Salsa de Pimientos Piquillos
Piquillo Red Pepper Sauce

Piquillo pepper sauce goes with fried and grilled foods.

This is a sensational dipping sauce or a dressing for vegetables or prawns. And it’s ever so simple. The flavor comes from those special peppers, tiny red piquillos from Navarra, that are sweet and piquant at the same time. They are roasted, peeled and packed in tins. All you have to do is open the tin or jar, put the piquillos in a blender with some olive oil. How hard is that? You can add a pinch of thyme or cumin or chopped chile, if you like it “hot. If you want a warm sauce to serve with hot foods, just heat the sauce gently in a small saucepan.

1 can piquillo peppers, drained (about 10 peppers)
1 clove garlic
3 tablespoons extra virgin olive oil
1 tablespoon Sherry vinegar
¼ teaspoon salt

Combine the peppers, garlic, oil, vinegar and salt in a blender or food processor. Blend to make a smooth purée.
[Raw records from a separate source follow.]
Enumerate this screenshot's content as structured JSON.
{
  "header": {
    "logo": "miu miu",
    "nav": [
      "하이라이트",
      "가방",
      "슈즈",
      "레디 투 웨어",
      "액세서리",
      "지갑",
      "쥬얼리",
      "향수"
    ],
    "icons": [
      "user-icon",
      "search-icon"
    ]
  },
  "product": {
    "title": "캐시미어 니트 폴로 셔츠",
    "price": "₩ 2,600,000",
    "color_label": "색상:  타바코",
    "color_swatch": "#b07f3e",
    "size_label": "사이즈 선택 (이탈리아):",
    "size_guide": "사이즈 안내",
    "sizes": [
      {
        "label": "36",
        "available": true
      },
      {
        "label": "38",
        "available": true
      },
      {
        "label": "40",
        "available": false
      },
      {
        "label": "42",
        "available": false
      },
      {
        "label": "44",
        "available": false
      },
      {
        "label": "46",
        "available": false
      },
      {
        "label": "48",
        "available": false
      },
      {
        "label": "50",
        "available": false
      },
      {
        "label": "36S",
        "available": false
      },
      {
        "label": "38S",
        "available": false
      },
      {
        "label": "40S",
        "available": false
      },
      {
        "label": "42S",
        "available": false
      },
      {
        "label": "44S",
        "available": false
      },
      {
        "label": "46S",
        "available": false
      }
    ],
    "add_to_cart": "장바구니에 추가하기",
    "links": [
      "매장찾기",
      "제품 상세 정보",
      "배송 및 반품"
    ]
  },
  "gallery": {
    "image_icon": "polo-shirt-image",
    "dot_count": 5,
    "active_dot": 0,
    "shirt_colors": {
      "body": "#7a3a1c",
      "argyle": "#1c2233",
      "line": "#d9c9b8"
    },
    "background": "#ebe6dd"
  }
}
Serve immediately or refrigerate, covered, up to one week.

To order TAPAS--A BITE OF SPAIN from Amazon España.

More recipes for fried tapas:
Mushroom, Cheese, Ham Croquettes.
Cheese Puffs (Buñuelos).
Marinated Fried Fish (Adobo).
Málaga Mixed Fish Fry.
Batter-Fried Shrimp (en Gabardinas).
Spinach Fritters.
Cod Fritters with Molasses.
Crispy Fried Chicken Wings.
Flouncy Fried Pork Rolls (Flamenquines).
Fried Ham and Cheese Sandwiches (Emparedados)
Fried Potatoes with Spicy Sauce (Bravas).
"Land Fish" (Fried Eggplant, Asparagus, Beans)
Stuffed and Fried Chard Stems.